EXERCISE AIM ▸
When you reproduce these records, keep every word exactly and drop the images.
═════ DATASET EXCERPTS
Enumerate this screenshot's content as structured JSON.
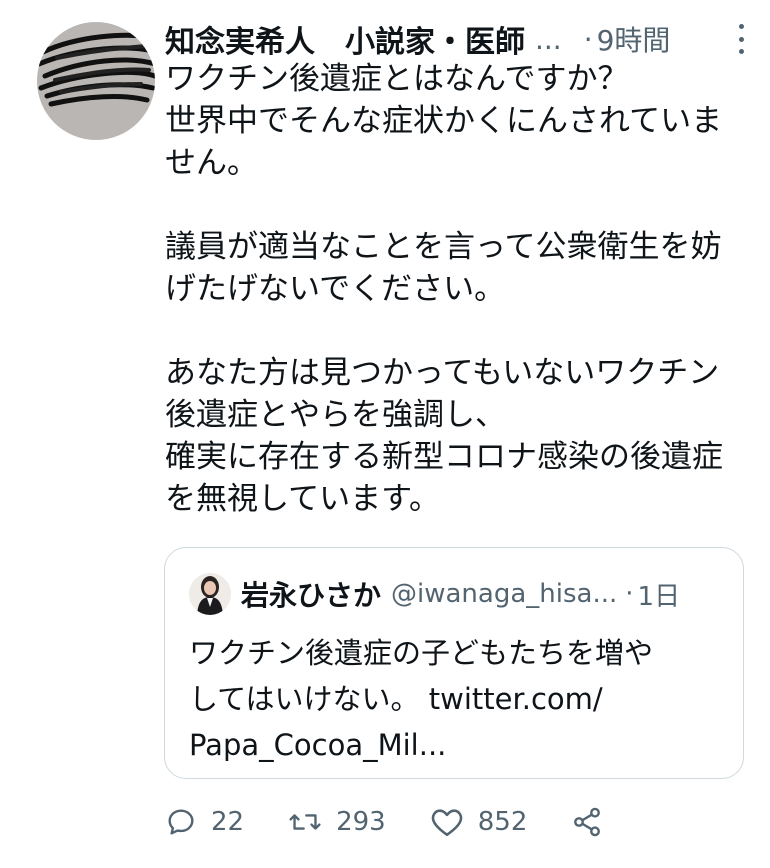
{
  "tweet": {
    "author_name": "知念実希人　小説家・医師",
    "ellipsis": "...",
    "separator": "·",
    "time": "9時間",
    "body_lines": [
      "ワクチン後遺症とはなんですか？",
      "世界中でそんな症状かくにんされていま",
      "せん。",
      "",
      "議員が適当なことを言って公衆衛生を妨",
      "げたげないでください。",
      "",
      "あなた方は見つかってもいないワクチン",
      "後遺症とやらを強調し、",
      "確実に存在する新型コロナ感染の後遺症",
      "を無視しています。"
    ]
  },
  "quote": {
    "name": "岩永ひさか",
    "handle": "@iwanaga_hisa...",
    "separator": "·",
    "time": "1日",
    "text_lines": [
      "ワクチン後遺症の子どもたちを増や",
      "してはいけない。 twitter.com/",
      "Papa_Cocoa_Mil..."
    ]
  },
  "actions": {
    "reply_count": "22",
    "retweet_count": "293",
    "like_count": "852"
  },
  "icons": {
    "reply": "reply-icon",
    "retweet": "retweet-icon",
    "like": "heart-icon",
    "share": "share-icon",
    "more": "more-icon"
  },
  "colors": {
    "text": "#0f1419",
    "secondary": "#536471",
    "border": "#cfd9de"
  }
}
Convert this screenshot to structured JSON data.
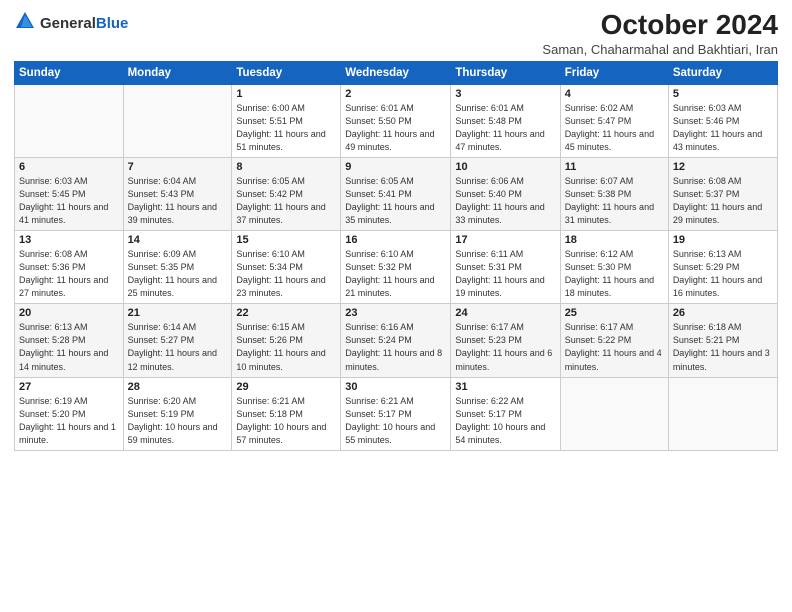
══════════
RESULT OF THIS EXERCISE ▸
Enumerate this screenshot's content as structured JSON.
{
  "tweet": {
    "author_name": "知念実希人　小説家・医師",
    "ellipsis": "...",
    "separator": "·",
    "time": "9時間",
    "body_lines": [
      "ワクチン後遺症とはなんですか？",
      "世界中でそんな症状かくにんされていま",
      "せん。",
      "",
      "議員が適当なことを言って公衆衛生を妨",
      "げたげないでください。",
      "",
      "あなた方は見つかってもいないワクチン",
      "後遺症とやらを強調し、",
      "確実に存在する新型コロナ感染の後遺症",
      "を無視しています。"
    ]
  },
  "quote": {
    "name": "岩永ひさか",
    "handle": "@iwanaga_hisa...",
    "separator": "·",
    "time": "1日",
    "text_lines": [
      "ワクチン後遺症の子どもたちを増や",
      "してはいけない。 twitter.com/",
      "Papa_Cocoa_Mil..."
    ]
  },
  "actions": {
    "reply_count": "22",
    "retweet_count": "293",
    "like_count": "852"
  },
  "icons": {
    "reply": "reply-icon",
    "retweet": "retweet-icon",
    "like": "heart-icon",
    "share": "share-icon",
    "more": "more-icon"
  },
  "colors": {
    "text": "#0f1419",
    "secondary": "#536471",
    "border": "#cfd9de"
  }
}
Convert this screenshot to structured JSON data.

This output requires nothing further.